(Items from an interface collection)
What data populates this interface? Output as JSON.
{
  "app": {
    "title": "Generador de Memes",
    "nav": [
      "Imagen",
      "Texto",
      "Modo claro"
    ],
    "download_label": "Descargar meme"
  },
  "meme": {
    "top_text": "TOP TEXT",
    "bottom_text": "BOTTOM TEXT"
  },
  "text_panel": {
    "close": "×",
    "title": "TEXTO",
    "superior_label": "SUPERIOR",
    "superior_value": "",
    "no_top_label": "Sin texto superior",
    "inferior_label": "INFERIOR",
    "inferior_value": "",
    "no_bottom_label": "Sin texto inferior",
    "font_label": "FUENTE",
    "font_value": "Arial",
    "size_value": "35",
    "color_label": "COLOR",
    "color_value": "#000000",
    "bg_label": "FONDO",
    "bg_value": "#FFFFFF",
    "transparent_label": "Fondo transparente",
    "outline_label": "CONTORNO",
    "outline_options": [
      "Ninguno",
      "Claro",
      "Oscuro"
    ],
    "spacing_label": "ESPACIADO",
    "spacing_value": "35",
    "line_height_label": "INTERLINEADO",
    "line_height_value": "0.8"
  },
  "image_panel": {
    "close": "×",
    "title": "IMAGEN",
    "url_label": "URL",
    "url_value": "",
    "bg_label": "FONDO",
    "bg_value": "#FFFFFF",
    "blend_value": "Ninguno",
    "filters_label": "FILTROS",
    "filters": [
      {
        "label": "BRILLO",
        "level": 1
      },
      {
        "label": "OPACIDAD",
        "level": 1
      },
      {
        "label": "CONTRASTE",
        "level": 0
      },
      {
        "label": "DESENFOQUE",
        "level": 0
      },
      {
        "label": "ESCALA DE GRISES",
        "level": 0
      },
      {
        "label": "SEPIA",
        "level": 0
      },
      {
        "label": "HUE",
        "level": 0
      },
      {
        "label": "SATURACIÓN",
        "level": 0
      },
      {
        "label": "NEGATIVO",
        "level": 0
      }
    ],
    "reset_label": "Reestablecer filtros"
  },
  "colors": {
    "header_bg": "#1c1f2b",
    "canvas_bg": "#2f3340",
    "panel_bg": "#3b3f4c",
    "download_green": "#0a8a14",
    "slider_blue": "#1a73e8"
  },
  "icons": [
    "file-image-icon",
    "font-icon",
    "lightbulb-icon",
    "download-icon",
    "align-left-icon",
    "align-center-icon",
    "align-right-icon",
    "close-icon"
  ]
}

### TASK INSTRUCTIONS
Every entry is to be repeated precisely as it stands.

### TASK OUTPUT
What data populates this interface? Output as JSON.
{
  "app": {
    "title": "Generador de Memes",
    "nav": [
      "Imagen",
      "Texto",
      "Modo claro"
    ],
    "download_label": "Descargar meme"
  },
  "meme": {
    "top_text": "TOP TEXT",
    "bottom_text": "BOTTOM TEXT"
  },
  "text_panel": {
    "close": "×",
    "title": "TEXTO",
    "superior_label": "SUPERIOR",
    "superior_value": "",
    "no_top_label": "Sin texto superior",
    "inferior_label": "INFERIOR",
    "inferior_value": "",
    "no_bottom_label": "Sin texto inferior",
    "font_label": "FUENTE",
    "font_value": "Arial",
    "size_value": "35",
    "color_label": "COLOR",
    "color_value": "#000000",
    "bg_label": "FONDO",
    "bg_value": "#FFFFFF",
    "transparent_label": "Fondo transparente",
    "outline_label": "CONTORNO",
    "outline_options": [
      "Ninguno",
      "Claro",
      "Oscuro"
    ],
    "spacing_label": "ESPACIADO",
    "spacing_value": "35",
    "line_height_label": "INTERLINEADO",
    "line_height_value": "0.8"
  },
  "image_panel": {
    "close": "×",
    "title": "IMAGEN",
    "url_label": "URL",
    "url_value": "",
    "bg_label": "FONDO",
    "bg_value": "#FFFFFF",
    "blend_value": "Ninguno",
    "filters_label": "FILTROS",
    "filters": [
      {
        "label": "BRILLO",
        "level": 1
      },
      {
        "label": "OPACIDAD",
        "level": 1
      },
      {
        "label": "CONTRASTE",
        "level": 0
      },
      {
        "label": "DESENFOQUE",
        "level": 0
      },
      {
        "label": "ESCALA DE GRISES",
        "level": 0
      },
      {
        "label": "SEPIA",
        "level": 0
      },
      {
        "label": "HUE",
        "level": 0
      },
      {
        "label": "SATURACIÓN",
        "level": 0
      },
      {
        "label": "NEGATIVO",
        "level": 0
      }
    ],
    "reset_label": "Reestablecer filtros"
  },
  "colors": {
    "header_bg": "#1c1f2b",
    "canvas_bg": "#2f3340",
    "panel_bg": "#3b3f4c",
    "download_green": "#0a8a14",
    "slider_blue": "#1a73e8"
  },
  "icons": [
    "file-image-icon",
    "font-icon",
    "lightbulb-icon",
    "download-icon",
    "align-left-icon",
    "align-center-icon",
    "align-right-icon",
    "close-icon"
  ]
}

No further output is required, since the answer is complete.